But the news is still better on the private investment side. Nicola’s Canadian real estate income pool has enjoyed a return of 8.9 per cent per year over the past 10 years; its U.S.-focused counterpart has returned 11.2 percent. These notably beat the performance of publicly traded real estate investment trusts (REITs) in both countries while demonstrating lower volatility.

Nicola noted one important caveat looking ahead: “Coronavirus is going to have some impact on real estate.” Will workers return to offices? Will consumers go back to shopping malls? Surveys by the likes of CBRE and Robert Half indicate most people still want to go to a workplace at least part of the time, but it’s fair to say the demand for commercial real estate will not fully recover in the foreseeable future.

But there are still asset classes offering better risk-adjusted returns than private real estate, Nicola said. The best performers in a study covering the years 1984 to 2015 turned out to be buyout funds (essentially private equity) and venture capital. Separate research from BlackRock, the world’s largest asset manager, shows there was no decade since 1980 when public equity outperformed private equity.

The Nicola Private Equity LP, which has been around nine years and holds assets worth $460 million, boasts a five-year return of 10.5 percent. Nicola Wealth does not currently have a venture capital offer but plans to introduce one later this year.

One sector the firm sees leading a sea change in the economy is clean technology, especially in energy. “The big thing you’re looking at here is the reduction in the cost of renewable energy, both solar and wind,” Nicola said. “It’s not only cleaner [than fossil fuels], it’s cheaper and it’s massively disruptive.” The unfolding battle between the fossil fuel and renewable energy sectors may in the future turn out like Blockbuster versus Netflix, he suggested.
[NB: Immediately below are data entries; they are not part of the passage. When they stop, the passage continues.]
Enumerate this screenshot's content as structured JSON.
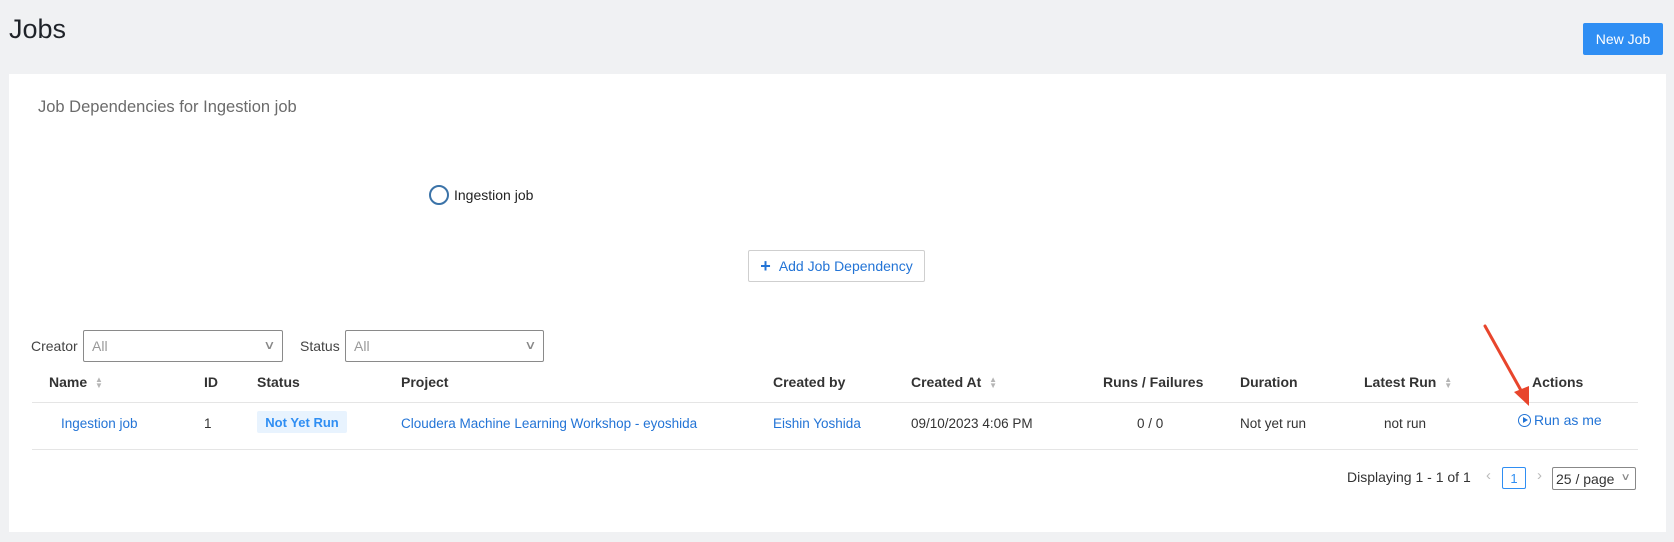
{
  "header": {
    "title": "Jobs",
    "new_job_label": "New Job"
  },
  "dependencies": {
    "title": "Job Dependencies for Ingestion job",
    "node_label": "Ingestion job",
    "add_button_label": "Add Job Dependency"
  },
  "filters": {
    "creator_label": "Creator",
    "creator_value": "All",
    "status_label": "Status",
    "status_value": "All"
  },
  "table": {
    "columns": [
      "Name",
      "ID",
      "Status",
      "Project",
      "Created by",
      "Created At",
      "Runs / Failures",
      "Duration",
      "Latest Run",
      "Actions"
    ],
    "rows": [
      {
        "name": "Ingestion job",
        "id": "1",
        "status": "Not Yet Run",
        "project": "Cloudera Machine Learning Workshop - eyoshida",
        "created_by": "Eishin Yoshida",
        "created_at": "09/10/2023 4:06 PM",
        "runs_failures": "0 / 0",
        "duration": "Not yet run",
        "latest_run": "not run",
        "action_label": "Run as me"
      }
    ]
  },
  "pagination": {
    "summary": "Displaying 1 - 1 of 1",
    "current_page": "1",
    "page_size": "25 / page"
  },
  "colors": {
    "primary": "#2f8ef3",
    "link": "#2374d6",
    "annotation_arrow": "#e8452c"
  }
}
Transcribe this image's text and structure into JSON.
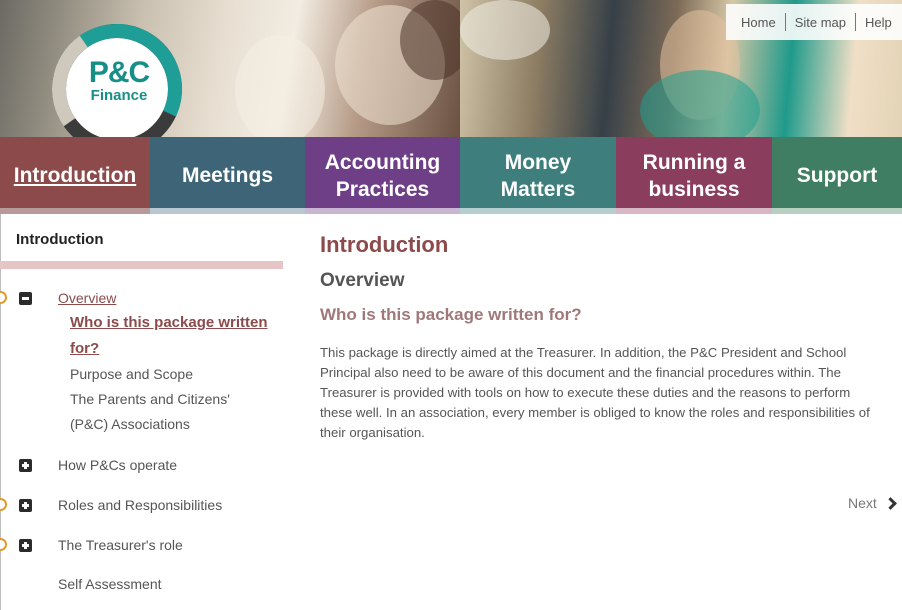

Should new technology provide the opportunity for energy-importing countries to stop sending billions of dollars to foreign suppliers, they will seize it.

To take advantage of this secular shift, Nicola Wealth launched its Sustainable Innovation Fund in 2019, invested in mostly public equities in the areas of renewable energy, innovative transportation, cleantech, water infrastructure and green bonds. Already from inception, the fund has returned 59 percent, though it’s worth noting it is down 8 percent year to date. As one of Nicola Wealth’s most volatile offerings, it’s best approached using dollar-cost averaging — regular rather than lump-sum contributions that reduce the risk of losing principal in market swings.

These alternative asset allocations all represent ways Nicola Wealth clients can overcome the dire forecasts for publicly traded securities in the medium term and continue to meet their investment goals. To conclude his presentation, Nicola turned to the rapidly changing outlook for taxes and public debt, the subject of the next and final instalment in this series, coming soon.

Watch the full 2021 Strategic Outlook event on April 28 here.
This material contains the current opinions of the author and such opinions are subject to change without notice. This material is distributed for informational purposes only. Forecasts, estimates, and certain information contained herein are based upon proprietary research and should not be considered as investment advice or a recommendation of any particular security, strategy or investment product. All investments contain risk and may gain or lose value. Please speak to your Nicola Wealth advisor for advice based on your unique circumstances. Nicola Wealth is registered as a Portfolio Manager, Exempt Market Dealer and Investment Fund Manager with the required provincial securities’ commissions.